— TASK PROMPT —
Reproduce the data that follows precisely.

— ENTRIES SHOWN —

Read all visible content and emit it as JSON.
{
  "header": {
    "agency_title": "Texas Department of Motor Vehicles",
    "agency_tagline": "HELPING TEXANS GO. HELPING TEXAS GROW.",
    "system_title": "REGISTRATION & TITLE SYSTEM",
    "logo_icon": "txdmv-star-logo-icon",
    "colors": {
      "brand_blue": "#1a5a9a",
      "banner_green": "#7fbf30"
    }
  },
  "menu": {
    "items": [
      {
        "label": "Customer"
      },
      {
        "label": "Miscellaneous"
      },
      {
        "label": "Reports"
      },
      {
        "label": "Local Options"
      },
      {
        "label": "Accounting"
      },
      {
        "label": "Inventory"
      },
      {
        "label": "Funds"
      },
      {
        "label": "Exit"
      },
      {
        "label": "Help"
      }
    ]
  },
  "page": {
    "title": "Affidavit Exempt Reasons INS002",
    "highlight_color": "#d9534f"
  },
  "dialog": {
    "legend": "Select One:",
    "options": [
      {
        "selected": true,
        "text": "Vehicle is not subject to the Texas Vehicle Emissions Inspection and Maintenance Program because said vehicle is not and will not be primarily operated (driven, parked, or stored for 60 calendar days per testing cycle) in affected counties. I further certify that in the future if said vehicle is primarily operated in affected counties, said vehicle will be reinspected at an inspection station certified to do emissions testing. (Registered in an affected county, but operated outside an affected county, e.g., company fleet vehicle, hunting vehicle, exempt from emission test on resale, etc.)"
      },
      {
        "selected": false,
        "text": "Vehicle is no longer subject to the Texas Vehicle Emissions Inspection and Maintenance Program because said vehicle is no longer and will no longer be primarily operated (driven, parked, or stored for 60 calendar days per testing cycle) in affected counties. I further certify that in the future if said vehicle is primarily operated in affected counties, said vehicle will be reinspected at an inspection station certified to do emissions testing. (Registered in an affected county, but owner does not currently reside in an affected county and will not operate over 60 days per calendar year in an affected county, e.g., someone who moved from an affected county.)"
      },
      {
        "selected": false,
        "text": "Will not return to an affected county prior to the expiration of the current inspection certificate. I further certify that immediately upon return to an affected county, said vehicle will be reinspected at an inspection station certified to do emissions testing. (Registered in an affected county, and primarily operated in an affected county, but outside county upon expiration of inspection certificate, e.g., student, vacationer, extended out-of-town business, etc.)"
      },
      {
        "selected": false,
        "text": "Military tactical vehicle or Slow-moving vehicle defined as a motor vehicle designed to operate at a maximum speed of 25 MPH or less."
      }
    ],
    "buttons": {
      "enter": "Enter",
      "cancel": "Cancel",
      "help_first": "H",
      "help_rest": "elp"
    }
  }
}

— REPLY TO THE TASK —
Read all visible content and emit it as JSON.
{
  "header": {
    "agency_title": "Texas Department of Motor Vehicles",
    "agency_tagline": "HELPING TEXANS GO. HELPING TEXAS GROW.",
    "system_title": "REGISTRATION & TITLE SYSTEM",
    "logo_icon": "txdmv-star-logo-icon",
    "colors": {
      "brand_blue": "#1a5a9a",
      "banner_green": "#7fbf30"
    }
  },
  "menu": {
    "items": [
      {
        "label": "Customer"
      },
      {
        "label": "Miscellaneous"
      },
      {
        "label": "Reports"
      },
      {
        "label": "Local Options"
      },
      {
        "label": "Accounting"
      },
      {
        "label": "Inventory"
      },
      {
        "label": "Funds"
      },
      {
        "label": "Exit"
      },
      {
        "label": "Help"
      }
    ]
  },
  "page": {
    "title": "Affidavit Exempt Reasons INS002",
    "highlight_color": "#d9534f"
  },
  "dialog": {
    "legend": "Select One:",
    "options": [
      {
        "selected": true,
        "text": "Vehicle is not subject to the Texas Vehicle Emissions Inspection and Maintenance Program because said vehicle is not and will not be primarily operated (driven, parked, or stored for 60 calendar days per testing cycle) in affected counties. I further certify that in the future if said vehicle is primarily operated in affected counties, said vehicle will be reinspected at an inspection station certified to do emissions testing. (Registered in an affected county, but operated outside an affected county, e.g., company fleet vehicle, hunting vehicle, exempt from emission test on resale, etc.)"
      },
      {
        "selected": false,
        "text": "Vehicle is no longer subject to the Texas Vehicle Emissions Inspection and Maintenance Program because said vehicle is no longer and will no longer be primarily operated (driven, parked, or stored for 60 calendar days per testing cycle) in affected counties. I further certify that in the future if said vehicle is primarily operated in affected counties, said vehicle will be reinspected at an inspection station certified to do emissions testing. (Registered in an affected county, but owner does not currently reside in an affected county and will not operate over 60 days per calendar year in an affected county, e.g., someone who moved from an affected county.)"
      },
      {
        "selected": false,
        "text": "Will not return to an affected county prior to the expiration of the current inspection certificate. I further certify that immediately upon return to an affected county, said vehicle will be reinspected at an inspection station certified to do emissions testing. (Registered in an affected county, and primarily operated in an affected county, but outside county upon expiration of inspection certificate, e.g., student, vacationer, extended out-of-town business, etc.)"
      },
      {
        "selected": false,
        "text": "Military tactical vehicle or Slow-moving vehicle defined as a motor vehicle designed to operate at a maximum speed of 25 MPH or less."
      }
    ],
    "buttons": {
      "enter": "Enter",
      "cancel": "Cancel",
      "help_first": "H",
      "help_rest": "elp"
    }
  }
}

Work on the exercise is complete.